Would the Ludovico Technique actually work?
Or, rather, does it work on Alex?
This guy Rob Ager offers his view here:
And here, talking of Alex's deceit:
I personally think it does work on Alex- whether or not it's realistic is not the point.
1/ Alex isn't turned into a nice, good-hearted person, nor meant to be, after the treatment. That's why he behaves quite aggressively when returning home and has the urge to hit Joe, and only when he puts up his wrist, does he feel the sickness. All the treatment does is to make him have a reaction when he's about to hit somebody. Which means he has no moral choice. Which means it's all the reaction of the body.
2/ Alex may be putting on an act when seeing his parents and Joe after his release, but pretending to endure being beaten by the gang of beggars would be difficult for a violent, aggressive, hateful, antisocial person like him.

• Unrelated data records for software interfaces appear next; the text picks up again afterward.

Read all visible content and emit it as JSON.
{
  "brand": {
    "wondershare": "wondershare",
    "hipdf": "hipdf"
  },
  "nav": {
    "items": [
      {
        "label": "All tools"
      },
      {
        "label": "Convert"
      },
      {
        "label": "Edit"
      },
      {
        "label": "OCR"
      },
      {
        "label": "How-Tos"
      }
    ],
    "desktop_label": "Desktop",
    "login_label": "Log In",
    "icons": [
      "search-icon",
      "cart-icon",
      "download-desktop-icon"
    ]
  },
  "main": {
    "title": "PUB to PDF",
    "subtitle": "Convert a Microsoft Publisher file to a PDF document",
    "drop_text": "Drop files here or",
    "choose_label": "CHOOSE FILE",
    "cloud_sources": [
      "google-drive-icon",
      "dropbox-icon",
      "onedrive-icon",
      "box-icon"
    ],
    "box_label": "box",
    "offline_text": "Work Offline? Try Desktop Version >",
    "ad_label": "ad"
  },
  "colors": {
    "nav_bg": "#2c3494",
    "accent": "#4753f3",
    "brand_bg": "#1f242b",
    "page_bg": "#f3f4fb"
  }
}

3/ Alex doesn't have an aversion to all music- this is 1 of the differences between the film and the book. Hence, he can sing "Singing in the rain" in the bathtub and feel OK about it even though he used to sing it while attacking the writer and raping his wife. On 1 hand it may be seen that "Singing in the rain" can be associated with violence as much as Beethoven's 9th symphony. On the other hand one can say that only the 9th symphony is played during the treatment and therefore his brain only connect the nausea with the 9th symphony.
4/ Alex seems to have a natural reaction to the 9th symphony. As a matter of fact, he jumps off the building. Of course, one can say nobody dies jumping from such height (and Alex knows he will not), but still, it does hurt. His reaction seems natural enough.

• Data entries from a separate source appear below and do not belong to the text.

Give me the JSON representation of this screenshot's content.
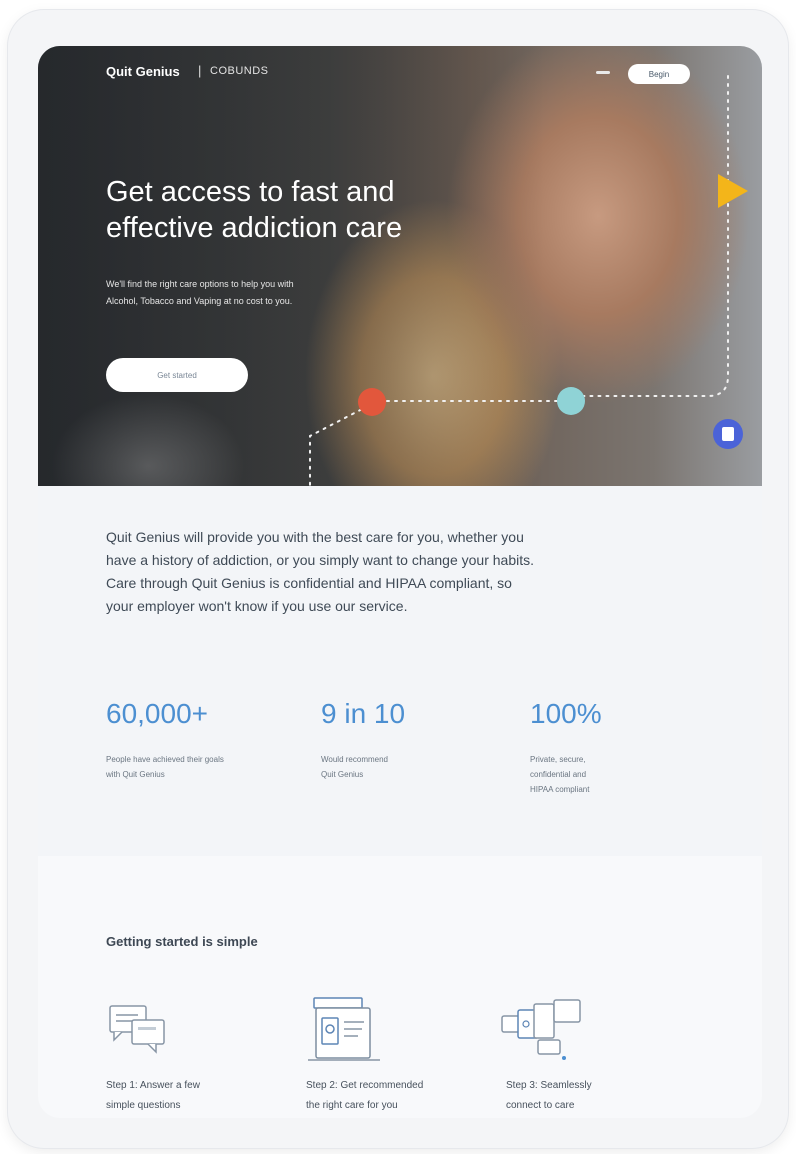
{
  "nav": {
    "logo": "Quit Genius",
    "separator": "|",
    "partner": "COBUNDS",
    "cta_label": "Begin"
  },
  "hero": {
    "title_line1": "Get access to fast and",
    "title_line2": "effective addiction care",
    "subtitle": "We'll find the right care options to help you with Alcohol, Tobacco and Vaping at no cost to you.",
    "cta_label": "Get started"
  },
  "intro": {
    "text": "Quit Genius will provide you with the best care for you, whether you have a history of addiction, or you simply want to change your habits. Care through Quit Genius is confidential and HIPAA compliant, so your employer won't know if you use our service."
  },
  "stats": [
    {
      "value": "60,000+",
      "caption_line1": "People have achieved their goals",
      "caption_line2": "with Quit Genius"
    },
    {
      "value": "9 in 10",
      "caption_line1": "Would recommend",
      "caption_line2": "Quit Genius"
    },
    {
      "value": "100%",
      "caption_line1": "Private, secure,",
      "caption_line2": "confidential and",
      "caption_line3": "HIPAA compliant"
    }
  ],
  "steps": {
    "title": "Getting started is simple",
    "items": [
      {
        "line1": "Step 1: Answer a few",
        "line2": "simple questions",
        "icon": "chat-bubbles-icon"
      },
      {
        "line1": "Step 2: Get recommended",
        "line2": "the right care for you",
        "icon": "care-plan-icon"
      },
      {
        "line1": "Step 3: Seamlessly",
        "line2": "connect to care",
        "icon": "connect-devices-icon"
      }
    ]
  },
  "colors": {
    "accent_blue": "#4c8fd1",
    "marker_orange": "#e2573c",
    "marker_teal": "#8fd3d6",
    "marker_yellow": "#f3b51a",
    "chat_badge": "#4b63d8"
  }
}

However, Rob Ager does have a point. His arguments are certainly interesting, and to me this is quite unsettling, because of the sense of uncertainty.

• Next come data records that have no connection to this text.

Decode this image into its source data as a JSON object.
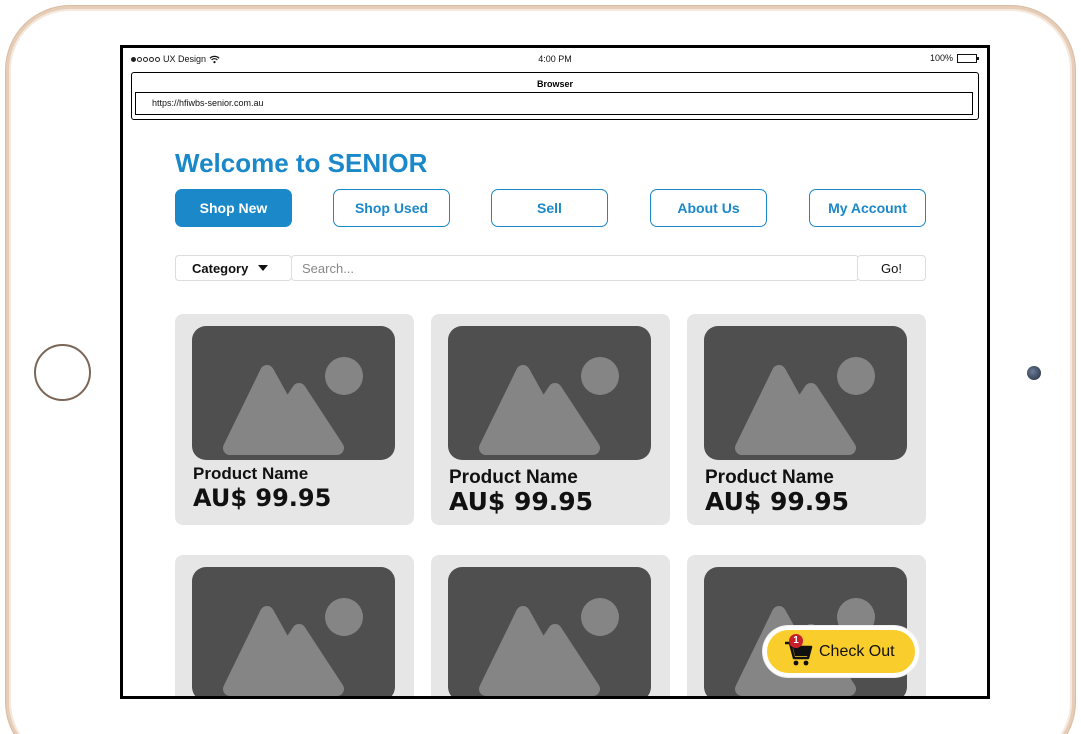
{
  "status_bar": {
    "carrier": "UX Design",
    "time": "4:00 PM",
    "battery": "100%"
  },
  "browser": {
    "title": "Browser",
    "url": "https://hfiwbs-senior.com.au"
  },
  "page": {
    "title": "Welcome to SENIOR"
  },
  "nav": {
    "shop_new": "Shop New",
    "shop_used": "Shop Used",
    "sell": "Sell",
    "about_us": "About Us",
    "my_account": "My Account"
  },
  "search": {
    "category_label": "Category",
    "placeholder": "Search...",
    "go_label": "Go!"
  },
  "products": [
    {
      "name": "Product Name",
      "price": "AU$ 99.95"
    },
    {
      "name": "Product Name",
      "price": "AU$ 99.95"
    },
    {
      "name": "Product Name",
      "price": "AU$ 99.95"
    }
  ],
  "checkout": {
    "label": "Check Out",
    "cart_count": "1"
  },
  "colors": {
    "accent": "#1a88c9",
    "checkout": "#f9cd2b",
    "badge": "#c8202b",
    "card_bg": "#e6e6e6",
    "image_placeholder": "#4f4f4f"
  }
}
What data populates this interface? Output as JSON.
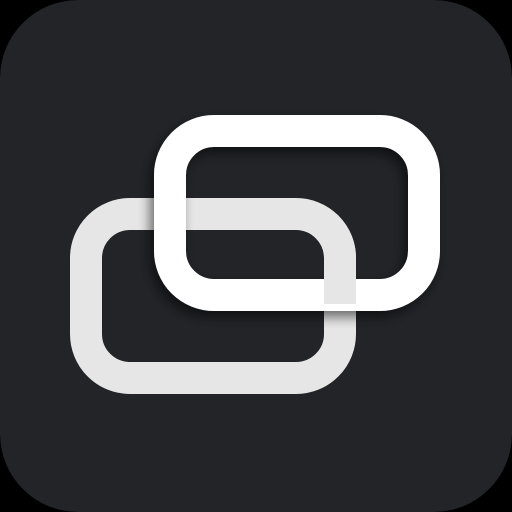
{
  "icon": {
    "glyph": "two-linked-rounded-rectangles-icon",
    "colors": {
      "background": "#222428",
      "outer": "#000000",
      "front_ring": "#ffffff",
      "back_ring": "#e6e6e6",
      "shadow": "#000000"
    }
  }
}
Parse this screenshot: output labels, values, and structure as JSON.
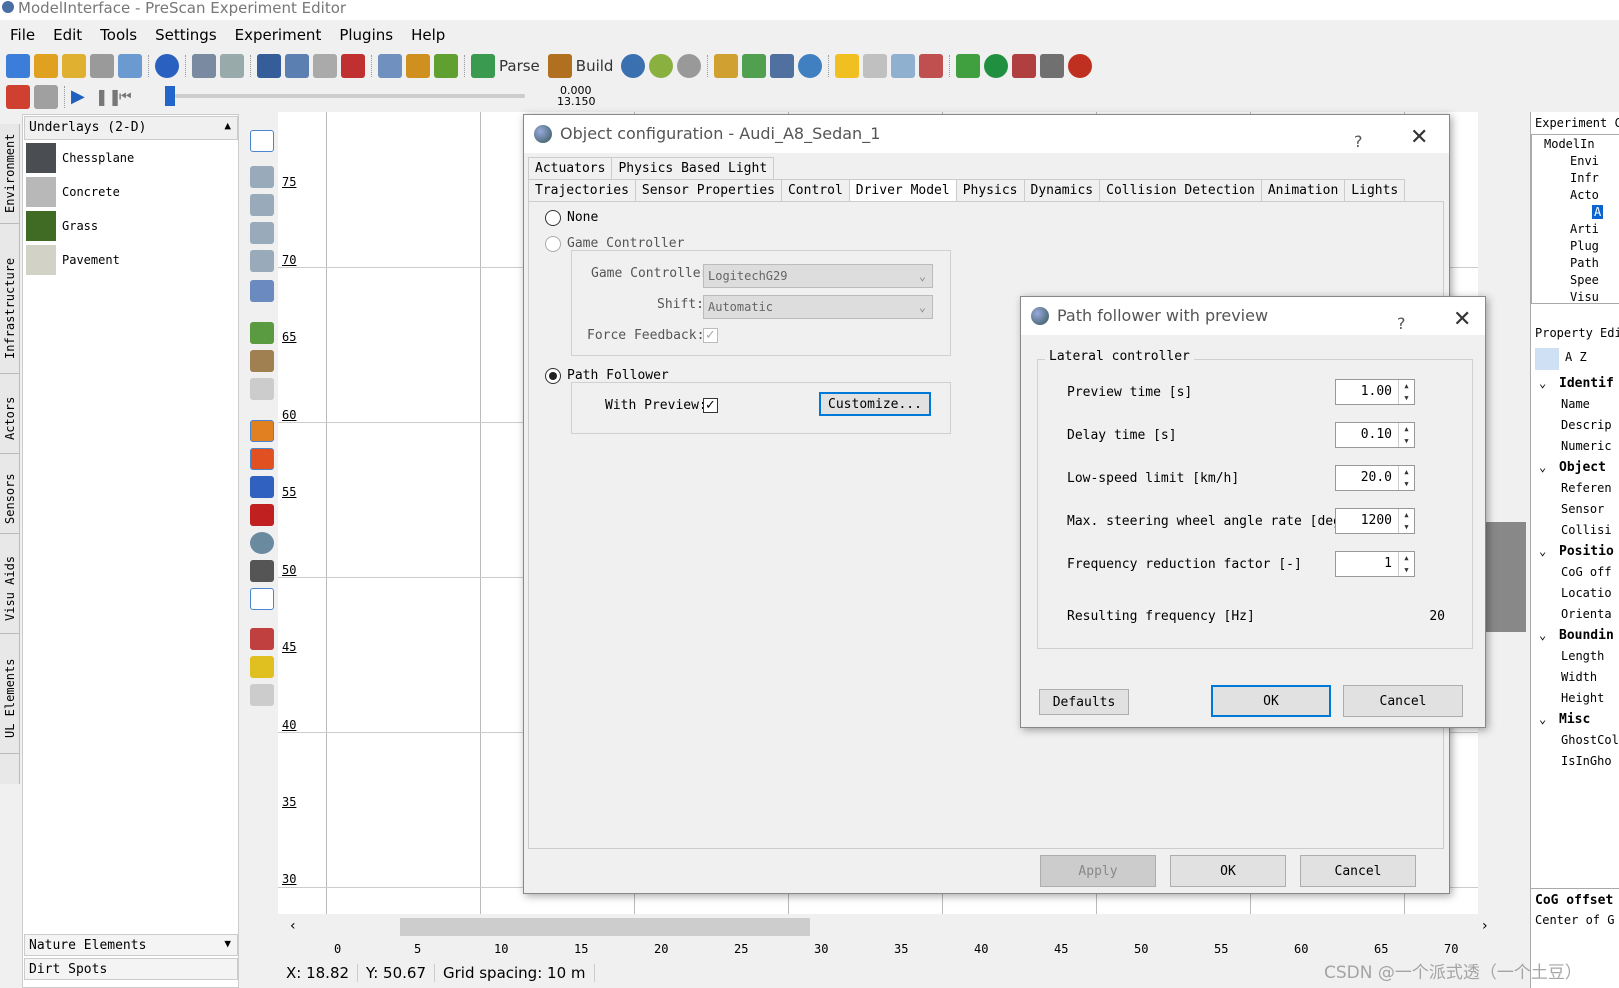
{
  "window": {
    "title": "ModelInterface - PreScan Experiment Editor"
  },
  "menu": [
    "File",
    "Edit",
    "Tools",
    "Settings",
    "Experiment",
    "Plugins",
    "Help"
  ],
  "toolbar": {
    "parse_label": "Parse",
    "build_label": "Build"
  },
  "timeline": {
    "time_top": "0.000",
    "time_bottom": "13.150"
  },
  "left_tabs": [
    "Environment",
    "Infrastructure",
    "Actors",
    "Sensors",
    "Visu Aids",
    "UL Elements"
  ],
  "library": {
    "header": "Underlays (2-D)",
    "items": [
      {
        "label": "Chessplane",
        "color": "#4a4e52"
      },
      {
        "label": "Concrete",
        "color": "#b8b8b8"
      },
      {
        "label": "Grass",
        "color": "#3f6b25"
      },
      {
        "label": "Pavement",
        "color": "#d2d2c6"
      }
    ],
    "footer1": "Nature Elements",
    "footer2": "Dirt Spots"
  },
  "ruler_v": [
    "75",
    "70",
    "65",
    "60",
    "55",
    "50",
    "45",
    "40",
    "35",
    "30"
  ],
  "ruler_h": [
    "0",
    "5",
    "10",
    "15",
    "20",
    "25",
    "30",
    "35",
    "40",
    "45",
    "50",
    "55",
    "60",
    "65",
    "70"
  ],
  "status": {
    "x": "X: 18.82",
    "y": "Y: 50.67",
    "grid": "Grid spacing: 10 m"
  },
  "right_panel": {
    "title": "Experiment C",
    "tree": [
      "ModelIn",
      "Envi",
      "Infr",
      "Acto",
      "A",
      "Arti",
      "Plug",
      "Path",
      "Spee",
      "Visu"
    ],
    "prop_title": "Property Edi",
    "sort_label": "A Z",
    "props": [
      {
        "t": "Identif",
        "b": true
      },
      {
        "t": "Name"
      },
      {
        "t": "Descrip"
      },
      {
        "t": "Numeric"
      },
      {
        "t": "Object",
        "b": true
      },
      {
        "t": "Referen"
      },
      {
        "t": "Sensor"
      },
      {
        "t": "Collisi"
      },
      {
        "t": "Positio",
        "b": true
      },
      {
        "t": "CoG off"
      },
      {
        "t": "Locatio"
      },
      {
        "t": "Orienta"
      },
      {
        "t": "Boundin",
        "b": true
      },
      {
        "t": "Length"
      },
      {
        "t": "Width"
      },
      {
        "t": "Height"
      },
      {
        "t": "Misc",
        "b": true
      },
      {
        "t": "GhostCol"
      },
      {
        "t": "IsInGho"
      }
    ],
    "footer_title": "CoG offset",
    "footer_text": "Center of G"
  },
  "obj_dialog": {
    "title": "Object configuration - Audi_A8_Sedan_1",
    "help": "?",
    "tabs_row1": [
      "Actuators",
      "Physics Based Light"
    ],
    "tabs_row2": [
      "Trajectories",
      "Sensor Properties",
      "Control",
      "Driver Model",
      "Physics",
      "Dynamics",
      "Collision Detection",
      "Animation",
      "Lights"
    ],
    "active_tab": "Driver Model",
    "none_label": "None",
    "game_controller_label": "Game Controller",
    "gc_field_label": "Game Controller",
    "gc_value": "LogitechG29",
    "shift_label": "Shift:",
    "shift_value": "Automatic",
    "force_label": "Force Feedback:",
    "path_follower_label": "Path Follower",
    "with_preview_label": "With Preview:",
    "customize_label": "Customize...",
    "apply": "Apply",
    "ok": "OK",
    "cancel": "Cancel"
  },
  "pf_dialog": {
    "title": "Path follower with preview",
    "help": "?",
    "group": "Lateral controller",
    "fields": [
      {
        "label": "Preview time [s]",
        "value": "1.00"
      },
      {
        "label": "Delay time [s]",
        "value": "0.10"
      },
      {
        "label": "Low-speed limit [km/h]",
        "value": "20.0"
      },
      {
        "label": "Max. steering wheel angle rate [deg/s]",
        "value": "1200"
      },
      {
        "label": "Frequency reduction factor [-]",
        "value": "1"
      }
    ],
    "result_label": "Resulting frequency [Hz]",
    "result_value": "20",
    "defaults": "Defaults",
    "ok": "OK",
    "cancel": "Cancel"
  },
  "watermark": "CSDN @一个派式透（一个土豆）"
}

Another article by Rob Ager on the symbol ∆ in the film:
I did not notice this at all.
Some of the examples presented may be accidental- resulting from one-point perspective, which Stanley Kubrick often used. But some of them can't be. Such as:
However, Rob Ager suggests Maslow's hierarchy of needs:
I myself would suggest something like the pyramid of social classes in feudal society:
Or just a random pyramid of social classes:
The question is why.
I agree, there's hardly a sense of class in "A clockwork orange", but the main idea is that the "abuser" is at the top. Now, look back at the film- in these scenes the abuser's at the apex of the pyramid figure:
Also, look at the structure of the writer's house. When Alex and his friends enter the house and attack the couple, they emerge from the apex.
Later, the writer and his friends, who will 'abuse' Alex, also emerge from the apex.
This is particularly significant.
The pyramid also appears in the posters:
Now, this can't be accidental. See?
How about this?
Now this is more interesting.
Everybody remembers his right eye and the false eyelashes:
And his eyeball cufflinks:
What is this supposed to mean?
Rob Ager discusses the symbol of the eye here:
"A clockwork orange" may be seen as referring to Nazi society. I did notice that Chief Officer Barnes looked like a Nazi. He exaggerates movements and shouts everything and marches like a Nazi. Rob Ager argues for it here:
All the important points and arguments are included there, I think, except 1 crucial point- the Ludovico treatment reminds me of eugenics and the concept of a master race in Nazism, the 'removal' of inadequate/ inferior people and the attempt to create a society of 'ideal' Nordic people who look the same, who think the same, who act the same.
At the same time, it may also be referring to Soviet society. Alex's slang has heavy Russian influence and the painting in Alex's house seems to have socialist style:
Obviously, there's also brainwashing in the USSR and the communists also want everybody to think the same and act the same (and at some point, to look the same as well, as they dressed pretty much the same). The way the writer talks, which may be overlooked by many people, sounds very socialist (eg, he keeps calling Alex the victim of the technique, the victim of modern age, etc). The red armband also exists in communist countries- remember sao đỏ?
So it can be both. Kubrick himself said: "The Minister, played by Anthony Sharp, is clearly a figure of the Right. The writer, Patrick Magee, is a lunatic of the Left... They differ only in their dogma. Their means and ends are hardly distinguishable."
Here in this chapter Rob Ager discusses "an eye for an eye" in the film. Tons of examples, indeed.
Some of the points here are a bit too far-fetched, too forced, about which I don't have an opinion, except:
1/ The spaghetti meat on Alex's face does look like Hitler's moustache:
2/ The idea of double isn't entirely implausible. Whatever the case it's interesting to point out the repetitions and parallels and the placement of the mirror.
See the similarity?
That chapter is about symbols of sexual abuse, this one is about hints of homosexuality:
Obviously, Stanley Kubrick films aren't meant to be watched once, but many times. Pay attention to the details. I only see things on the surface.
There's more to be discussed. But I think that's enough for the day.
STANLEY KUBRICK'S AWESOME!